Experts say no sign of slowdown in long-term warming trend
By Bob Berwyn
The average global temperature for 2015 was the warmest since record-keeping started in 1880, breaking the mark set last year by a full quarter degree, according to the latest climate update from NASA and NOAA.
Discussing the new temperature record in a telephone conference call, experts with the two agencies said 2016 could be hotter yet because of warmth stored in the oceans. There’s no sign at all that the long term global warming trend will slow down any time soon, said NASA researcher Gavin Schmidt.

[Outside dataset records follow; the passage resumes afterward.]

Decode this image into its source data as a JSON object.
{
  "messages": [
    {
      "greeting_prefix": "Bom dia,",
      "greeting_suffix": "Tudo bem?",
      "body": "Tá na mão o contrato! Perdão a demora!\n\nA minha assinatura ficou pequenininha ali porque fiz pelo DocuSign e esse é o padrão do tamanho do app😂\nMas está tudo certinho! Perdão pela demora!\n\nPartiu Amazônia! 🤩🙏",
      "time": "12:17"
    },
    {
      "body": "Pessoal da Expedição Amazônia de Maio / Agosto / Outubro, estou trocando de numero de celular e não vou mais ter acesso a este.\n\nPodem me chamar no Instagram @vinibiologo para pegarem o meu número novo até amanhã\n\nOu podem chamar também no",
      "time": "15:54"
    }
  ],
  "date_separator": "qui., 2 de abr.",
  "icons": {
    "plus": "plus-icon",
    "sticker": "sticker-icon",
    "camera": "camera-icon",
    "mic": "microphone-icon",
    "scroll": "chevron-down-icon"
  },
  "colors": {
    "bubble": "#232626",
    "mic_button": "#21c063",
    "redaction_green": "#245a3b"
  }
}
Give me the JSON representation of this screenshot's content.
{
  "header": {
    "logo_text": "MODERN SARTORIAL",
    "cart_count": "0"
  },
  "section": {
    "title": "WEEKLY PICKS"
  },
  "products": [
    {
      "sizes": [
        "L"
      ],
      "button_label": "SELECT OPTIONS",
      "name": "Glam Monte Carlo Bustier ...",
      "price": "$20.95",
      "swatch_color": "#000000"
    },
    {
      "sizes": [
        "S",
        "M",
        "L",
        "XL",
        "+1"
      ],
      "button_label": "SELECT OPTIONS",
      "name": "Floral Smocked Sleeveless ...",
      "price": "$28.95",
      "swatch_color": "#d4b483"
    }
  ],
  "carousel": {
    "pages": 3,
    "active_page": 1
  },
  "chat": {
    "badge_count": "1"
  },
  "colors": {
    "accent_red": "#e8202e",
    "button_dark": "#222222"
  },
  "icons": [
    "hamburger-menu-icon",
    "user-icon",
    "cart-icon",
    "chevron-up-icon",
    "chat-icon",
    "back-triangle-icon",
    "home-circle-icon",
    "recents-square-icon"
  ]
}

“The warmth was spread across the globe … it’s the first time that 10 months in a year all broke the record for those respective months,” said NOAA’s Thomas Karl, director of NOAA’s National Centers for Environmental Information. Impacts of the warming trend could include more extreme rainfall events, Karl added.
The planet’s average surface temperature has risen about 1.8 degrees Fahrenheit (1.0 degree Celsius) since the late-19th century, a change largely driven by increased carbon dioxide and other human-made emissions into the atmosphere.
Most of the warming occurred in the past 35 years, with 15 of the 16 warmest years on record occurring since 2001. Last year was the first time the global average temperatures were 1 degree Celsius or more above the 1880-1899 average.
“2015 was remarkable even in the context of the ongoing El Niño,” said GISS Director Gavin Schmidt. “Last year’s temperatures had an assist from El Niño, but it is the cumulative effect of the long-term trend that has resulted in the record warming that we are seeing.”
The full 2015 surface temperature data set and the complete methodology used to make the temperature calculation are available at: http://data.giss.nasa.gov/gistemp/.